*** Opening INPUT DATA ***

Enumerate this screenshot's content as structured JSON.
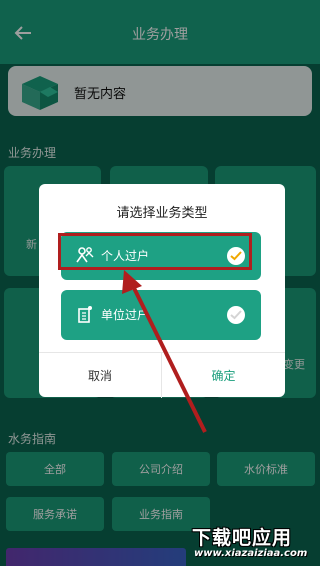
{
  "header": {
    "title": "业务办理"
  },
  "empty_card": {
    "text": "暂无内容"
  },
  "sections": {
    "business": "业务办理",
    "guide": "水务指南"
  },
  "background_tiles": {
    "left_partial": "新",
    "right_partial": "变更"
  },
  "guide_buttons": [
    "全部",
    "公司介绍",
    "水价标准",
    "服务承诺",
    "业务指南"
  ],
  "dialog": {
    "title": "请选择业务类型",
    "options": [
      {
        "label": "个人过户",
        "icon": "user-transfer-icon",
        "selected": true
      },
      {
        "label": "单位过户",
        "icon": "building-icon",
        "selected": false
      }
    ],
    "cancel": "取消",
    "confirm": "确定"
  },
  "watermark": {
    "main": "下载吧应用",
    "sub": "www.xiazaiziaa.com"
  },
  "colors": {
    "primary": "#1a9e7c",
    "dark_bg": "#0b6450",
    "annotation": "#b01e1e",
    "check": "#f0a800"
  }
}
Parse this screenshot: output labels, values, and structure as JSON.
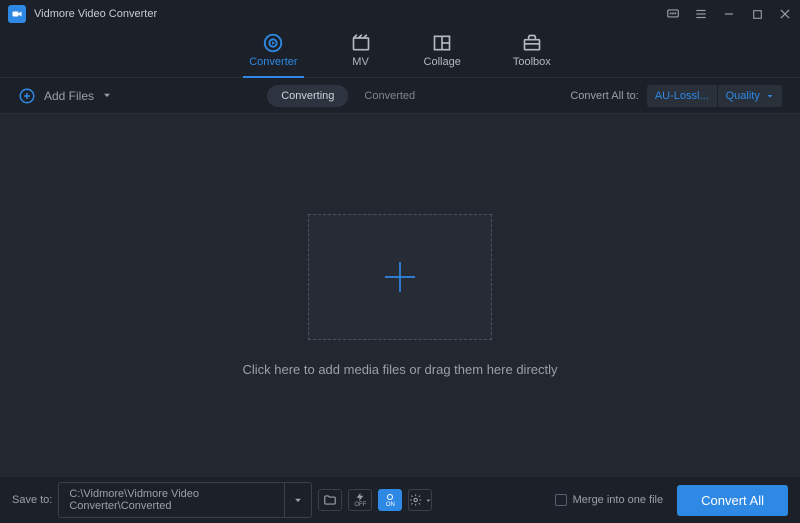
{
  "app": {
    "title": "Vidmore Video Converter"
  },
  "tabs": {
    "items": [
      {
        "label": "Converter"
      },
      {
        "label": "MV"
      },
      {
        "label": "Collage"
      },
      {
        "label": "Toolbox"
      }
    ]
  },
  "toolbar": {
    "add_files_label": "Add Files",
    "seg_converting": "Converting",
    "seg_converted": "Converted",
    "convert_all_label": "Convert All to:",
    "target_format": "AU-Lossl...",
    "target_quality": "Quality"
  },
  "main": {
    "drop_text": "Click here to add media files or drag them here directly"
  },
  "footer": {
    "save_label": "Save to:",
    "save_path": "C:\\Vidmore\\Vidmore Video Converter\\Converted",
    "merge_label": "Merge into one file",
    "convert_btn": "Convert All",
    "hw_off": "OFF",
    "gpu_on": "ON"
  }
}
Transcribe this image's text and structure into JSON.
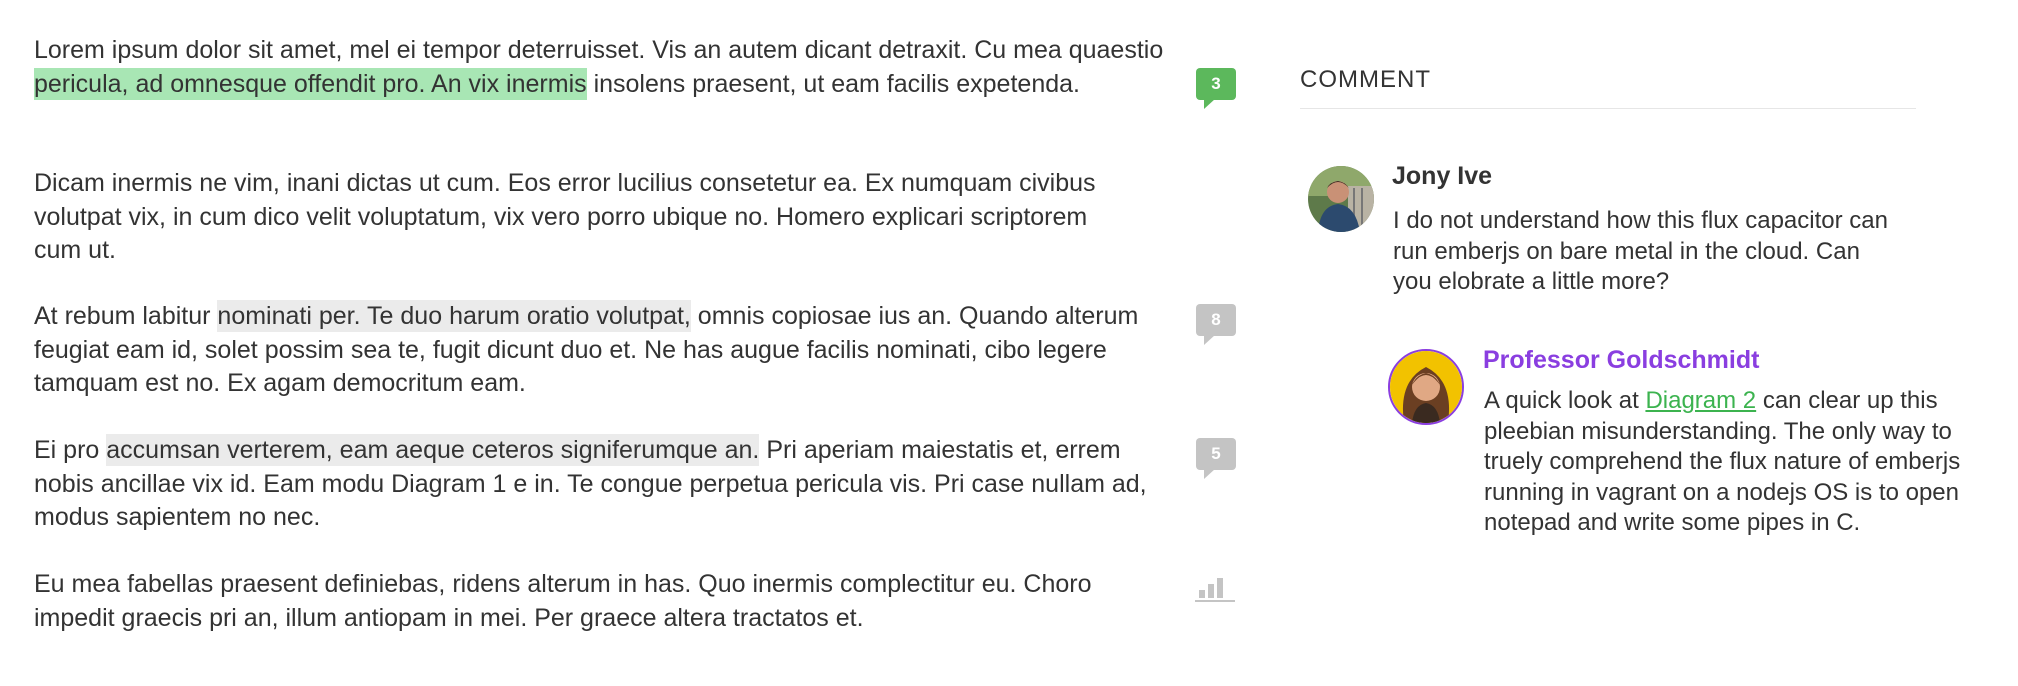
{
  "paragraphs": [
    {
      "before": "Lorem ipsum dolor sit amet, mel ei tempor deterruisset. Vis an autem dicant detraxit. Cu mea quaestio ",
      "highlight": "pericula, ad omnesque offendit pro. An vix inermis",
      "after": " insolens praesent, ut eam facilis expetenda."
    },
    {
      "text": "Dicam inermis ne vim, inani dictas ut cum. Eos error lucilius consetetur ea. Ex numquam civibus volutpat vix, in cum dico velit voluptatum, vix vero porro ubique no. Homero explicari scriptorem cum ut."
    },
    {
      "before": "At rebum labitur ",
      "highlight": "nominati per. Te duo harum oratio volutpat,",
      "after": " omnis copiosae ius an. Quando alterum feugiat eam id, solet possim sea te, fugit dicunt duo et. Ne has augue facilis nominati, cibo legere tamquam est no. Ex agam democritum eam."
    },
    {
      "before": "Ei pro ",
      "highlight": "accumsan verterem, eam aeque ceteros signiferumque an.",
      "after": " Pri aperiam maiestatis et, errem nobis ancillae vix id. Eam modu Diagram 1 e in. Te congue perpetua pericula vis. Pri case nullam ad, modus sapientem no nec."
    },
    {
      "text": "Eu mea fabellas praesent definiebas, ridens alterum in has. Quo inermis complectitur eu. Choro impedit graecis pri an, illum antiopam in mei. Per graece altera tractatos et."
    }
  ],
  "markers": [
    {
      "count": "3",
      "state": "active",
      "color": "#5cb85c"
    },
    {
      "count": "8",
      "state": "inactive",
      "color": "#c4c4c4"
    },
    {
      "count": "5",
      "state": "inactive",
      "color": "#c4c4c4"
    }
  ],
  "chart_icon": "bar-chart-icon",
  "panel": {
    "title": "COMMENT",
    "comments": [
      {
        "author": "Jony Ive",
        "avatar": "avatar-photo-man",
        "body": "I do not understand how this flux capacitor can run emberjs on bare metal in the cloud. Can you elobrate a little more?"
      },
      {
        "author": "Professor Goldschmidt",
        "author_color": "#8a3ee0",
        "avatar": "avatar-photo-woman",
        "body_before": "A quick look at ",
        "link": "Diagram 2",
        "body_after": " can clear up this pleebian misunderstanding. The only way to truely comprehend the flux nature of emberjs running in vagrant on a nodejs OS is to open notepad and write some pipes in C."
      }
    ]
  },
  "colors": {
    "highlight_active": "#a8e6b4",
    "highlight_inactive": "#ebebeb",
    "link": "#3cb34f"
  }
}
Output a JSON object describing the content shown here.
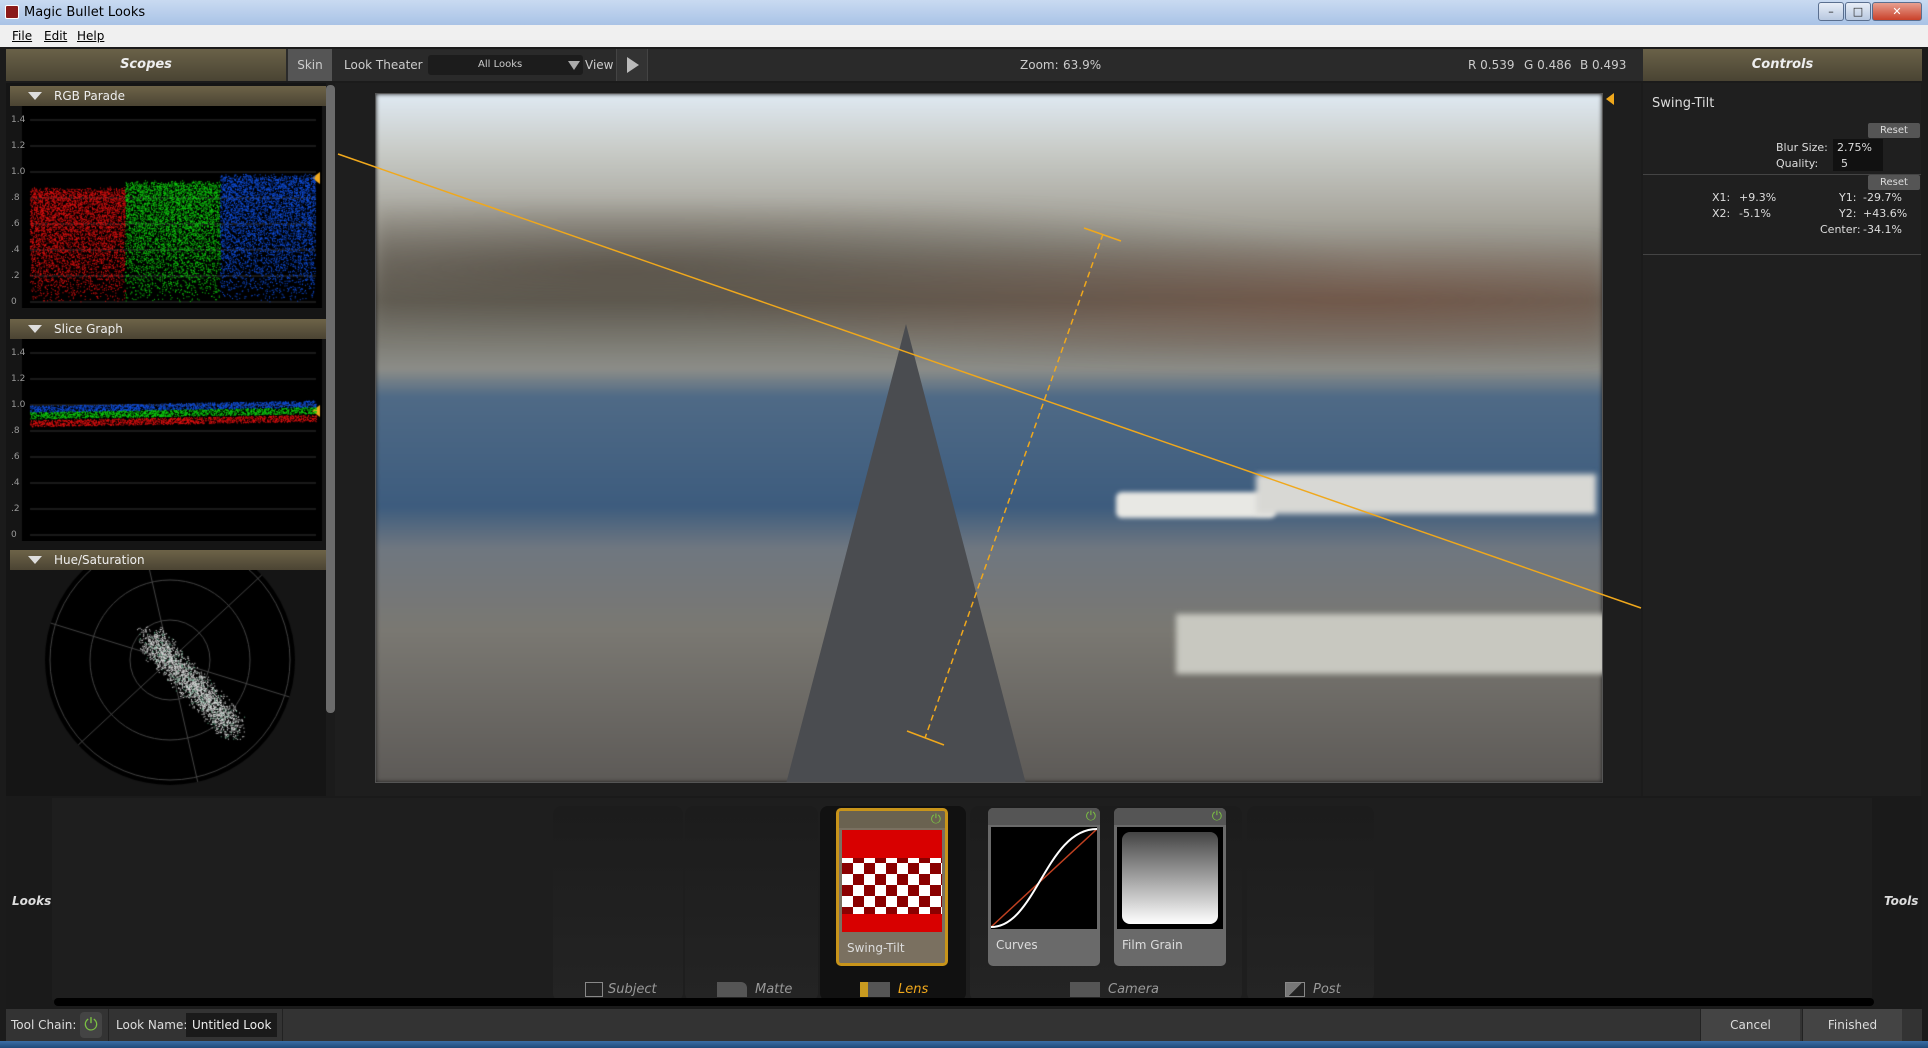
{
  "window": {
    "title": "Magic Bullet Looks",
    "minimize_icon": "minimize-icon",
    "maximize_icon": "maximize-icon",
    "close_icon": "close-icon"
  },
  "menu": {
    "file": "File",
    "edit": "Edit",
    "help": "Help"
  },
  "toolbar": {
    "scopes_label": "Scopes",
    "skin_label": "Skin",
    "look_theater_label": "Look Theater",
    "looks_filter": "All Looks",
    "view_label": "View",
    "zoom_label": "Zoom:",
    "zoom_value": "63.9%",
    "r_value": "R 0.539",
    "g_value": "G 0.486",
    "b_value": "B 0.493",
    "controls_label": "Controls"
  },
  "scopes": {
    "rgb_parade": {
      "title": "RGB Parade",
      "ticks": [
        "1.4",
        "1.2",
        "1.0",
        ".8",
        ".6",
        ".4",
        ".2",
        "0"
      ]
    },
    "slice_graph": {
      "title": "Slice Graph",
      "ticks": [
        "1.4",
        "1.2",
        "1.0",
        ".8",
        ".6",
        ".4",
        ".2",
        "0"
      ]
    },
    "hue_saturation": {
      "title": "Hue/Saturation"
    }
  },
  "controls": {
    "tool_name": "Swing-Tilt",
    "reset_label": "Reset",
    "blur_size_label": "Blur Size:",
    "blur_size_value": "2.75%",
    "quality_label": "Quality:",
    "quality_value": "5",
    "x1_label": "X1:",
    "x1_value": "+9.3%",
    "x2_label": "X2:",
    "x2_value": "-5.1%",
    "y1_label": "Y1:",
    "y1_value": "-29.7%",
    "y2_label": "Y2:",
    "y2_value": "+43.6%",
    "center_label": "Center:",
    "center_value": "-34.1%"
  },
  "toolchain": {
    "looks_label": "Looks",
    "tools_label": "Tools",
    "columns": [
      "Subject",
      "Matte",
      "Lens",
      "Camera",
      "Post"
    ],
    "active_column": "Lens",
    "cards": [
      {
        "name": "Swing-Tilt",
        "enabled": true,
        "selected": true
      },
      {
        "name": "Curves",
        "enabled": true,
        "selected": false
      },
      {
        "name": "Film Grain",
        "enabled": true,
        "selected": false
      }
    ]
  },
  "statusbar": {
    "tool_chain_label": "Tool Chain:",
    "look_name_label": "Look Name:",
    "look_name_value": "Untitled Look",
    "cancel_label": "Cancel",
    "finished_label": "Finished"
  },
  "colors": {
    "accent": "#f0a81c",
    "header_gold": "#6a6148",
    "power_green": "#7bc043"
  }
}
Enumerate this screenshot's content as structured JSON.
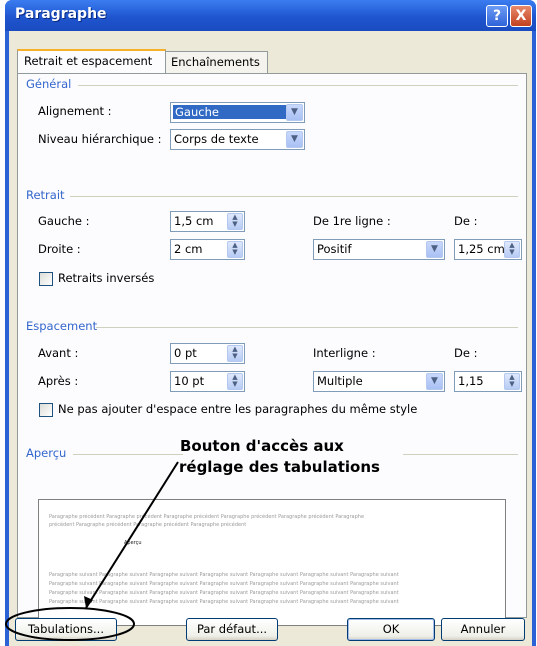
{
  "window": {
    "title": "Paragraphe",
    "help_icon": "?",
    "close_icon": "X"
  },
  "tabs": [
    {
      "label": "Retrait et espacement"
    },
    {
      "label": "Enchaînements"
    }
  ],
  "general": {
    "heading": "Général",
    "alignment_label": "Alignement :",
    "alignment_value": "Gauche",
    "level_label": "Niveau hiérarchique :",
    "level_value": "Corps de texte"
  },
  "indent": {
    "heading": "Retrait",
    "left_label": "Gauche :",
    "left_value": "1,5 cm",
    "right_label": "Droite :",
    "right_value": "2 cm",
    "first_line_label": "De 1re ligne :",
    "first_line_value": "Positif",
    "by_label": "De :",
    "by_value": "1,25 cm",
    "mirror_label": "Retraits inversés"
  },
  "spacing": {
    "heading": "Espacement",
    "before_label": "Avant :",
    "before_value": "0 pt",
    "after_label": "Après :",
    "after_value": "10 pt",
    "line_label": "Interligne :",
    "line_value": "Multiple",
    "at_label": "De :",
    "at_value": "1,15",
    "no_space_label": "Ne pas ajouter d'espace entre les paragraphes du même style"
  },
  "preview": {
    "heading": "Aperçu",
    "previous_text": "Paragraphe précédent Paragraphe précédent Paragraphe précédent Paragraphe précédent Paragraphe précédent Paragraphe",
    "previous_text2": "précédent Paragraphe précédent Paragraphe précédent Paragraphe précédent",
    "sample_text": "Aperçu",
    "following_text": "Paragraphe suivant Paragraphe suivant Paragraphe suivant Paragraphe suivant Paragraphe suivant Paragraphe suivant Paragraphe suivant"
  },
  "buttons": {
    "tabs": "Tabulations...",
    "default": "Par défaut...",
    "ok": "OK",
    "cancel": "Annuler"
  },
  "annotation": {
    "line1": "Bouton d'accès aux",
    "line2": "réglage des tabulations"
  }
}
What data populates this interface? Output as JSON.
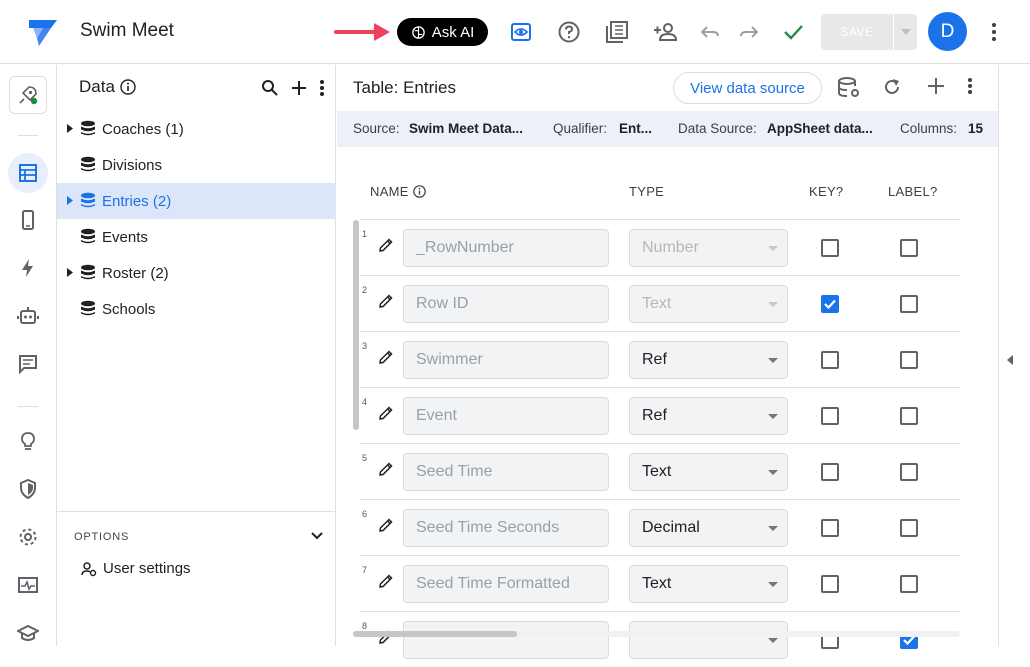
{
  "app": {
    "title": "Swim Meet",
    "ask_ai_label": "Ask AI",
    "save_label": "SAVE",
    "avatar_initial": "D",
    "colors": {
      "accent": "#1a73e8",
      "arrow": "#ef3f63",
      "confirm": "#1e8e3e"
    }
  },
  "toolbar_icons": [
    "preview-icon",
    "help-icon",
    "gallery-icon",
    "share-user-icon",
    "undo-icon",
    "redo-icon",
    "check-icon",
    "more-icon"
  ],
  "rail": {
    "items": [
      "launch-icon",
      "data-icon",
      "views-icon",
      "actions-icon",
      "automation-icon",
      "chat-icon",
      "intelligence-icon",
      "security-icon",
      "settings-icon",
      "monitor-icon",
      "learn-icon"
    ]
  },
  "data_panel": {
    "header": "Data",
    "tables": [
      {
        "label": "Coaches (1)",
        "expandable": true
      },
      {
        "label": "Divisions",
        "expandable": false
      },
      {
        "label": "Entries (2)",
        "expandable": true,
        "selected": true
      },
      {
        "label": "Events",
        "expandable": false
      },
      {
        "label": "Roster (2)",
        "expandable": true
      },
      {
        "label": "Schools",
        "expandable": false
      }
    ],
    "options_header": "OPTIONS",
    "user_settings_label": "User settings"
  },
  "main": {
    "title": "Table: Entries",
    "view_source_label": "View data source",
    "info": {
      "source_label": "Source:",
      "source_value": "Swim Meet Data...",
      "qualifier_label": "Qualifier:",
      "qualifier_value": "Ent...",
      "datasource_label": "Data Source:",
      "datasource_value": "AppSheet data...",
      "columns_label": "Columns:",
      "columns_value": "15"
    },
    "headers": {
      "name": "NAME",
      "type": "TYPE",
      "key": "KEY?",
      "label": "LABEL?"
    },
    "rows": [
      {
        "num": "1",
        "name": "_RowNumber",
        "type": "Number",
        "type_disabled": true,
        "key": false,
        "label": false
      },
      {
        "num": "2",
        "name": "Row ID",
        "type": "Text",
        "type_disabled": true,
        "key": true,
        "label": false
      },
      {
        "num": "3",
        "name": "Swimmer",
        "type": "Ref",
        "type_disabled": false,
        "key": false,
        "label": false
      },
      {
        "num": "4",
        "name": "Event",
        "type": "Ref",
        "type_disabled": false,
        "key": false,
        "label": false
      },
      {
        "num": "5",
        "name": "Seed Time",
        "type": "Text",
        "type_disabled": false,
        "key": false,
        "label": false
      },
      {
        "num": "6",
        "name": "Seed Time Seconds",
        "type": "Decimal",
        "type_disabled": false,
        "key": false,
        "label": false
      },
      {
        "num": "7",
        "name": "Seed Time Formatted",
        "type": "Text",
        "type_disabled": false,
        "key": false,
        "label": false
      },
      {
        "num": "8",
        "name": "",
        "type": "",
        "type_disabled": false,
        "key": false,
        "label": true
      }
    ]
  }
}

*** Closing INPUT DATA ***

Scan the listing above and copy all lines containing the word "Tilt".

## COMPLETED EXERCISE
    "tool_name": "Swing-Tilt",
        "name": "Swing-Tilt",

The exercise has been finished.